>>>>
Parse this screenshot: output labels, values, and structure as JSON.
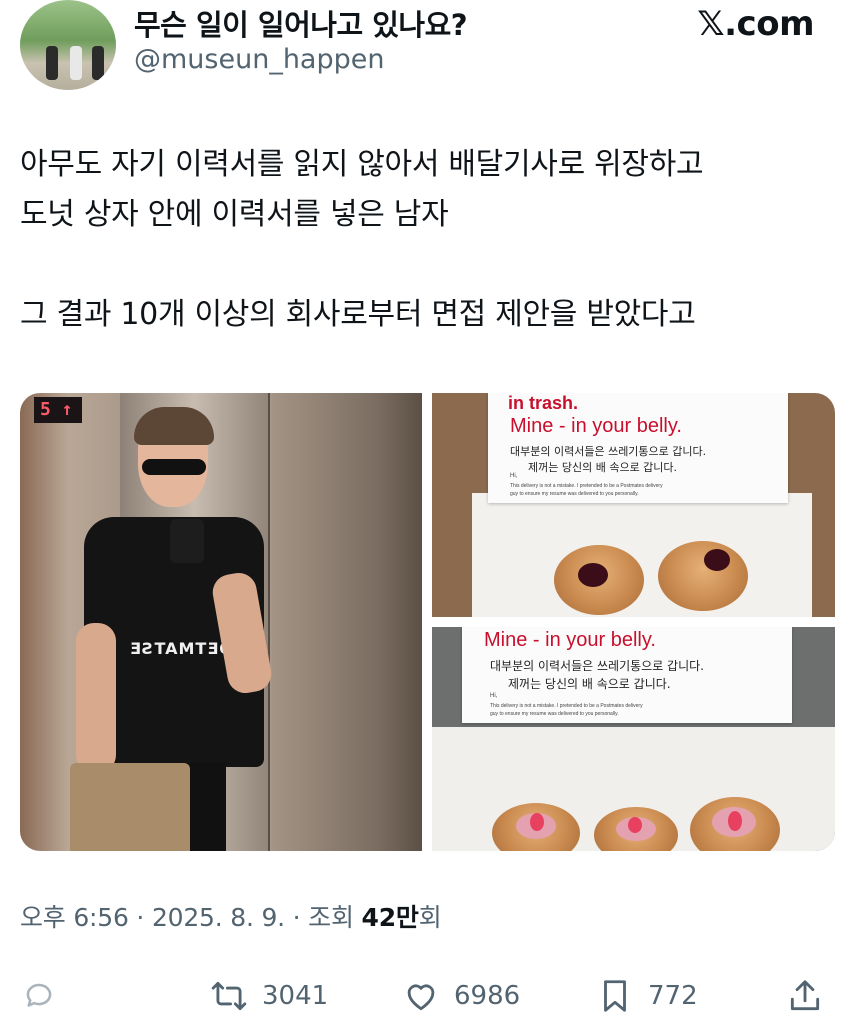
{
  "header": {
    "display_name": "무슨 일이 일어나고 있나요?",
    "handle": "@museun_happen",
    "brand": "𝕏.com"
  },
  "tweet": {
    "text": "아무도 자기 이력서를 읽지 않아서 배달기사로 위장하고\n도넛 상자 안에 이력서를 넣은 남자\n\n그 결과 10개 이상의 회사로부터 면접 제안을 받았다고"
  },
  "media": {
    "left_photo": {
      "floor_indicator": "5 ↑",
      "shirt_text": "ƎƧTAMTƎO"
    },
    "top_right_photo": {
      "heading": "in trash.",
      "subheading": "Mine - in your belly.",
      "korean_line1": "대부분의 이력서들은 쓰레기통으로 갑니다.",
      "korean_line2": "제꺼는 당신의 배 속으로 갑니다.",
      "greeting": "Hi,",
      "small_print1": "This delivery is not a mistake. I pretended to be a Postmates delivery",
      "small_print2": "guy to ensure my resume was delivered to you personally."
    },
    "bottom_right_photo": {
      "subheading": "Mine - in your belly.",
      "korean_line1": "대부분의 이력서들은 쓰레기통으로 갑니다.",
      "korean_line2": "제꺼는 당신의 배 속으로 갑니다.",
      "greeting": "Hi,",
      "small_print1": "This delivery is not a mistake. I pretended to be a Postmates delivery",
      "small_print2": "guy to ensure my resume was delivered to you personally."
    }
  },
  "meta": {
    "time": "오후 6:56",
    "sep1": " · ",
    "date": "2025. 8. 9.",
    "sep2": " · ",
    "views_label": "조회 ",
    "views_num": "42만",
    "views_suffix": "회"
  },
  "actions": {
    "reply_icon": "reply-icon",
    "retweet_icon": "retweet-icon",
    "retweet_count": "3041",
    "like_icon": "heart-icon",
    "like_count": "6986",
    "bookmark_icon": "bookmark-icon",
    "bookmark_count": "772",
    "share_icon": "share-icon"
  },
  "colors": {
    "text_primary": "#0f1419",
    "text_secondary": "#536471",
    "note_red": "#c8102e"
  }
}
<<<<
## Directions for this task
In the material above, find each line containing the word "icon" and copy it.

## Response box
    "reply_icon": "reply-icon",
    "retweet_icon": "retweet-icon",
    "like_icon": "heart-icon",
    "bookmark_icon": "bookmark-icon",
    "share_icon": "share-icon"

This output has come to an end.